I have always been a rotten craft mom. Can't come up with one single idea for popsicle sticks and that fun foam stuff leaves me uninspired, but give me some beautiful colors of embroidery floss or warm,inviting wool to knit, a sewing machine and fabric, and I become a prolifically productive individual. The past two weeks have found us busy making a doll for my little guy's birthday, with my oldest daughter knitting and sewing him a wardrobe. I also spent two days inexpertly making him a pair of overalls out of a friend's old curtains. (I can knit better than I can sew.) He is the sweetest doll, and I think my two-year old could care less. What he is really into is playing shoot-my-big-brother and watch him fall over "dead", or reading a story with mama. He will pick him up once in awhile and call him "baby" but it does not look to be a deep, endearing sort of love, oh well.

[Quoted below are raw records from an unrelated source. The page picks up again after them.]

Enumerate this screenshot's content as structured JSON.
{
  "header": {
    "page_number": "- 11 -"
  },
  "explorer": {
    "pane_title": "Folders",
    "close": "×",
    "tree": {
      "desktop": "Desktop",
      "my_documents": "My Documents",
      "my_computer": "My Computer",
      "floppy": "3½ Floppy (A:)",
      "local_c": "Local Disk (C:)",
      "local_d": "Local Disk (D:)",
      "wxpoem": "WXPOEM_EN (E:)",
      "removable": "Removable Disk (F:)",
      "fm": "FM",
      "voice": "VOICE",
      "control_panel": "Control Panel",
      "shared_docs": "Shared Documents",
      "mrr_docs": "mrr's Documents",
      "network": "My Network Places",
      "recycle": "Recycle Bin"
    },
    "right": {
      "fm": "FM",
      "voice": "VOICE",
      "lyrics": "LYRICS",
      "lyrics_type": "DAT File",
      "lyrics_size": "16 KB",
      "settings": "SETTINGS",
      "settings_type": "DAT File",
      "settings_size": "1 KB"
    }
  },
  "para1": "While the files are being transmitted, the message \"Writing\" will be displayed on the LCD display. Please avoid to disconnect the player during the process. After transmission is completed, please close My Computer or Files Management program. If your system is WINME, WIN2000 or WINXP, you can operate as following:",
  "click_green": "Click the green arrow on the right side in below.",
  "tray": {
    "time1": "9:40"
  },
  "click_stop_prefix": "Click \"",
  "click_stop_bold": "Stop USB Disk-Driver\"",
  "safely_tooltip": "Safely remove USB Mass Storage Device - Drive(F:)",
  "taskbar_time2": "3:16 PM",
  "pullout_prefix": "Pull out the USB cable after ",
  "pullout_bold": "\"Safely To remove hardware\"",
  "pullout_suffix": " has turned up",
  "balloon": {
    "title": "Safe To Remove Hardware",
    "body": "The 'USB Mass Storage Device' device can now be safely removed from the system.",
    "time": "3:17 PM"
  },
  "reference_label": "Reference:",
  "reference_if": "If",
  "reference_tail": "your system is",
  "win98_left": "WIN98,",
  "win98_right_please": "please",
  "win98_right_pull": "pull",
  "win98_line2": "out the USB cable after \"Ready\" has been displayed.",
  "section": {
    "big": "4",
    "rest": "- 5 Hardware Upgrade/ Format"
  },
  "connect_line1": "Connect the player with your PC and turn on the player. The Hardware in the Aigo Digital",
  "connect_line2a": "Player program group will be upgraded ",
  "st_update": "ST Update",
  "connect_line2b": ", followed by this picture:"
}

My sweet little seven-year-old girl brought me a gift yesterday; a folded-up wad of paper. When I opened it, there was a thick, pink and yellow gunky sort of design. "I made it with glue stick glue and eraser parts." That's my kind of girl. I told her about the hours I spent as a child trying to perfect the art of painting with eraser shavings (they were all pink back then) mixed with glue; tactile art. I try to encourage them in all of their artistic endeavors, though it is sometimes hard to keep breathing normally when "art" equals really big mess. They use things like ink and pen (the pen is not the problematic part of the equation), sealing wax, play dough, beeswax for modeling, colored pencils (ah, colored pencils, such a nice, clean medium!) yarn, wool potholder loops, fishing line (not cool), paint, they love paint, and real clay...I've hidden that one in the cupboard.

I had a long talk (rather a one-sided talk, since I did all of it) with a friend yesterday about Tasha Tudor. When Tasha was asked to contribute to a book on her crafting, she indignantly retorted; "I don't do crafts!" This from a woman who grew her own plants for dying her wool, split her own branches for weaving baskets and wove her own cloth for the 1830's clothes she loved so. No, she didn't "do crafts" but her life was one long creative endeavor.

What I hope to instill in my children is not a series of recipes for learning, making or doing (except perhaps for mathematical formulas and my recipe for chocolate chip scones), but a love for fine materials, for color, for taste and for living in harmony with the world around them.

Yes, in Waldorf education, this translates to teaching by example; seeing me knit, garden, sew and cook, they learn that this is a normal part of life. Painting and drawing are a mix of seeing my drawing and imitating it, painting with colors as we add them together, and free-style scribbling and finger-painting. There is a moment for each during the day. We have some instruction time and a whole lot of free time. This is not limiting as one would think. For a child to produce something of quality, be it art, writing or music, they need to have experienced quality first-hand. This does not, however, translate into coloring books and foam craft kits with pre-cut pieces (though we have been known to buy Klutz kits for things from beading to origami to snap-together animals; a dark environmental shame I will carry to the grave!) I know a few unschooling friends who will have lots to say on this topic...please feel free to leave comments, and have an artful day!